Records excerpted from a collection:
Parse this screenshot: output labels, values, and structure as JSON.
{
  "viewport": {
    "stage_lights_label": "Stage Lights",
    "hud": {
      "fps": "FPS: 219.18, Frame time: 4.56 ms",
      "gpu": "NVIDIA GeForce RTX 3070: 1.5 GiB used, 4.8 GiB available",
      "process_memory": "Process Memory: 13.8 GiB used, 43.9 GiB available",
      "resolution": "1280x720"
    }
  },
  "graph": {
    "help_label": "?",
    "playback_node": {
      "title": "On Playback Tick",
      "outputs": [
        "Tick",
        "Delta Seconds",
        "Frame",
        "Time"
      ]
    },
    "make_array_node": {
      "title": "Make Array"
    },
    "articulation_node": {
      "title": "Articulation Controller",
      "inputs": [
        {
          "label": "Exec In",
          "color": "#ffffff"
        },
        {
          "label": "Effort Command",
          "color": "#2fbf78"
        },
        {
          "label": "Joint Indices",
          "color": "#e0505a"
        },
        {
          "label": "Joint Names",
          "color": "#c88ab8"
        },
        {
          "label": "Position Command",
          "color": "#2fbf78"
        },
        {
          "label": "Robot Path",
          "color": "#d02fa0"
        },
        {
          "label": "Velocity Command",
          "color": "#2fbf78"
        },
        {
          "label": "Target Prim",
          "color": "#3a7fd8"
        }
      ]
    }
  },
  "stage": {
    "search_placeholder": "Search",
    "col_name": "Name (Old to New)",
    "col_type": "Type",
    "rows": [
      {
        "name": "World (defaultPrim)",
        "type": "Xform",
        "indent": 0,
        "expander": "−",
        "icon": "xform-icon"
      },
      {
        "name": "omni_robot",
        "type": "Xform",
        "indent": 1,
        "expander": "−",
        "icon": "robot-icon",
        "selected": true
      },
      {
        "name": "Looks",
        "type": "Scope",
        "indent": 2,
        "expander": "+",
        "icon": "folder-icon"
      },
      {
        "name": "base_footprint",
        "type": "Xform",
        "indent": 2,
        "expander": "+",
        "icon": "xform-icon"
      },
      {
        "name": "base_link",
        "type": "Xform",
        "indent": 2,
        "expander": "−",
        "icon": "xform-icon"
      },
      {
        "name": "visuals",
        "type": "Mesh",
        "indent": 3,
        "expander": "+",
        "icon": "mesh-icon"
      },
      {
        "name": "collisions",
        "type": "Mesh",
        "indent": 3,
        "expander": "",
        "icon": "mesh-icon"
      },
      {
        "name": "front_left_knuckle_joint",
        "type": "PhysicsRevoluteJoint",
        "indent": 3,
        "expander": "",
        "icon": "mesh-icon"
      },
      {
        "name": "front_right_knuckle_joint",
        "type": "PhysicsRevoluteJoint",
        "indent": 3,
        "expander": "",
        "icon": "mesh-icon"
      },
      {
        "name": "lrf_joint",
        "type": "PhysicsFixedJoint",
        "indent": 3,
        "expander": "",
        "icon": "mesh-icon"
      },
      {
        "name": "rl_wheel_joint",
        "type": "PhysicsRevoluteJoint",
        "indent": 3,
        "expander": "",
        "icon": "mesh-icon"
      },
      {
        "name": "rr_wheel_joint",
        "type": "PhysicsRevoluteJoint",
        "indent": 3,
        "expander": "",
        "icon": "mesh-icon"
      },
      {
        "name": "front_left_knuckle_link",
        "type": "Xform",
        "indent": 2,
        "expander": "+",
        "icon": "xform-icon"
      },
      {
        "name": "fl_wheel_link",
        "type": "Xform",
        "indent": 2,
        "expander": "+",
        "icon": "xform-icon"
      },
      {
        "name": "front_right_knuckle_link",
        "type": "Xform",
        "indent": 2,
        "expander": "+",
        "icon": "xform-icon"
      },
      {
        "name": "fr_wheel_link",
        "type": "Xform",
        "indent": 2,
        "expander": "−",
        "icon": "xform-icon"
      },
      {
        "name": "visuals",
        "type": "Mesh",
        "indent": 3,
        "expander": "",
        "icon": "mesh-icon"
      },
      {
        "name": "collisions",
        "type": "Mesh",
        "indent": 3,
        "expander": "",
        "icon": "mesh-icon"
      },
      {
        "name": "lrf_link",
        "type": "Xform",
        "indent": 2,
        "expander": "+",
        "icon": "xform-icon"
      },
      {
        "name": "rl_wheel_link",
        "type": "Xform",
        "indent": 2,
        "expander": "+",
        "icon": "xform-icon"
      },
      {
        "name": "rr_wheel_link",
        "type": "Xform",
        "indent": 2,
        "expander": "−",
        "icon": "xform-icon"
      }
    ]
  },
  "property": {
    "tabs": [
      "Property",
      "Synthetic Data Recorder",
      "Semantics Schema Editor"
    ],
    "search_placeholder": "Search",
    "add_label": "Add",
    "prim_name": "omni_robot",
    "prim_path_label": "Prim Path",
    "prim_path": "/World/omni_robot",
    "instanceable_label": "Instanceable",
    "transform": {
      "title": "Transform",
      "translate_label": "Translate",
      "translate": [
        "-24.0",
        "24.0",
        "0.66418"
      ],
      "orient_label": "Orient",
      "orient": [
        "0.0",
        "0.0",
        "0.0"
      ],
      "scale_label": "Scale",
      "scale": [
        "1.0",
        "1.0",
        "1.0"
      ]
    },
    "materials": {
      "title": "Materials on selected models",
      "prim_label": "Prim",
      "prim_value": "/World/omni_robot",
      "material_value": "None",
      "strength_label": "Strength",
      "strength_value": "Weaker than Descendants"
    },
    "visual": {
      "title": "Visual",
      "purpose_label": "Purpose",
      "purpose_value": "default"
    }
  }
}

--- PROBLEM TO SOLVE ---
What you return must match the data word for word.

--- ANSWER SPACE ---
Parse this screenshot: output labels, values, and structure as JSON.
{
  "viewport": {
    "stage_lights_label": "Stage Lights",
    "hud": {
      "fps": "FPS: 219.18, Frame time: 4.56 ms",
      "gpu": "NVIDIA GeForce RTX 3070: 1.5 GiB used, 4.8 GiB available",
      "process_memory": "Process Memory: 13.8 GiB used, 43.9 GiB available",
      "resolution": "1280x720"
    }
  },
  "graph": {
    "help_label": "?",
    "playback_node": {
      "title": "On Playback Tick",
      "outputs": [
        "Tick",
        "Delta Seconds",
        "Frame",
        "Time"
      ]
    },
    "make_array_node": {
      "title": "Make Array"
    },
    "articulation_node": {
      "title": "Articulation Controller",
      "inputs": [
        {
          "label": "Exec In",
          "color": "#ffffff"
        },
        {
          "label": "Effort Command",
          "color": "#2fbf78"
        },
        {
          "label": "Joint Indices",
          "color": "#e0505a"
        },
        {
          "label": "Joint Names",
          "color": "#c88ab8"
        },
        {
          "label": "Position Command",
          "color": "#2fbf78"
        },
        {
          "label": "Robot Path",
          "color": "#d02fa0"
        },
        {
          "label": "Velocity Command",
          "color": "#2fbf78"
        },
        {
          "label": "Target Prim",
          "color": "#3a7fd8"
        }
      ]
    }
  },
  "stage": {
    "search_placeholder": "Search",
    "col_name": "Name (Old to New)",
    "col_type": "Type",
    "rows": [
      {
        "name": "World (defaultPrim)",
        "type": "Xform",
        "indent": 0,
        "expander": "−",
        "icon": "xform-icon"
      },
      {
        "name": "omni_robot",
        "type": "Xform",
        "indent": 1,
        "expander": "−",
        "icon": "robot-icon",
        "selected": true
      },
      {
        "name": "Looks",
        "type": "Scope",
        "indent": 2,
        "expander": "+",
        "icon": "folder-icon"
      },
      {
        "name": "base_footprint",
        "type": "Xform",
        "indent": 2,
        "expander": "+",
        "icon": "xform-icon"
      },
      {
        "name": "base_link",
        "type": "Xform",
        "indent": 2,
        "expander": "−",
        "icon": "xform-icon"
      },
      {
        "name": "visuals",
        "type": "Mesh",
        "indent": 3,
        "expander": "+",
        "icon": "mesh-icon"
      },
      {
        "name": "collisions",
        "type": "Mesh",
        "indent": 3,
        "expander": "",
        "icon": "mesh-icon"
      },
      {
        "name": "front_left_knuckle_joint",
        "type": "PhysicsRevoluteJoint",
        "indent": 3,
        "expander": "",
        "icon": "mesh-icon"
      },
      {
        "name": "front_right_knuckle_joint",
        "type": "PhysicsRevoluteJoint",
        "indent": 3,
        "expander": "",
        "icon": "mesh-icon"
      },
      {
        "name": "lrf_joint",
        "type": "PhysicsFixedJoint",
        "indent": 3,
        "expander": "",
        "icon": "mesh-icon"
      },
      {
        "name": "rl_wheel_joint",
        "type": "PhysicsRevoluteJoint",
        "indent": 3,
        "expander": "",
        "icon": "mesh-icon"
      },
      {
        "name": "rr_wheel_joint",
        "type": "PhysicsRevoluteJoint",
        "indent": 3,
        "expander": "",
        "icon": "mesh-icon"
      },
      {
        "name": "front_left_knuckle_link",
        "type": "Xform",
        "indent": 2,
        "expander": "+",
        "icon": "xform-icon"
      },
      {
        "name": "fl_wheel_link",
        "type": "Xform",
        "indent": 2,
        "expander": "+",
        "icon": "xform-icon"
      },
      {
        "name": "front_right_knuckle_link",
        "type": "Xform",
        "indent": 2,
        "expander": "+",
        "icon": "xform-icon"
      },
      {
        "name": "fr_wheel_link",
        "type": "Xform",
        "indent": 2,
        "expander": "−",
        "icon": "xform-icon"
      },
      {
        "name": "visuals",
        "type": "Mesh",
        "indent": 3,
        "expander": "",
        "icon": "mesh-icon"
      },
      {
        "name": "collisions",
        "type": "Mesh",
        "indent": 3,
        "expander": "",
        "icon": "mesh-icon"
      },
      {
        "name": "lrf_link",
        "type": "Xform",
        "indent": 2,
        "expander": "+",
        "icon": "xform-icon"
      },
      {
        "name": "rl_wheel_link",
        "type": "Xform",
        "indent": 2,
        "expander": "+",
        "icon": "xform-icon"
      },
      {
        "name": "rr_wheel_link",
        "type": "Xform",
        "indent": 2,
        "expander": "−",
        "icon": "xform-icon"
      }
    ]
  },
  "property": {
    "tabs": [
      "Property",
      "Synthetic Data Recorder",
      "Semantics Schema Editor"
    ],
    "search_placeholder": "Search",
    "add_label": "Add",
    "prim_name": "omni_robot",
    "prim_path_label": "Prim Path",
    "prim_path": "/World/omni_robot",
    "instanceable_label": "Instanceable",
    "transform": {
      "title": "Transform",
      "translate_label": "Translate",
      "translate": [
        "-24.0",
        "24.0",
        "0.66418"
      ],
      "orient_label": "Orient",
      "orient": [
        "0.0",
        "0.0",
        "0.0"
      ],
      "scale_label": "Scale",
      "scale": [
        "1.0",
        "1.0",
        "1.0"
      ]
    },
    "materials": {
      "title": "Materials on selected models",
      "prim_label": "Prim",
      "prim_value": "/World/omni_robot",
      "material_value": "None",
      "strength_label": "Strength",
      "strength_value": "Weaker than Descendants"
    },
    "visual": {
      "title": "Visual",
      "purpose_label": "Purpose",
      "purpose_value": "default"
    }
  }
}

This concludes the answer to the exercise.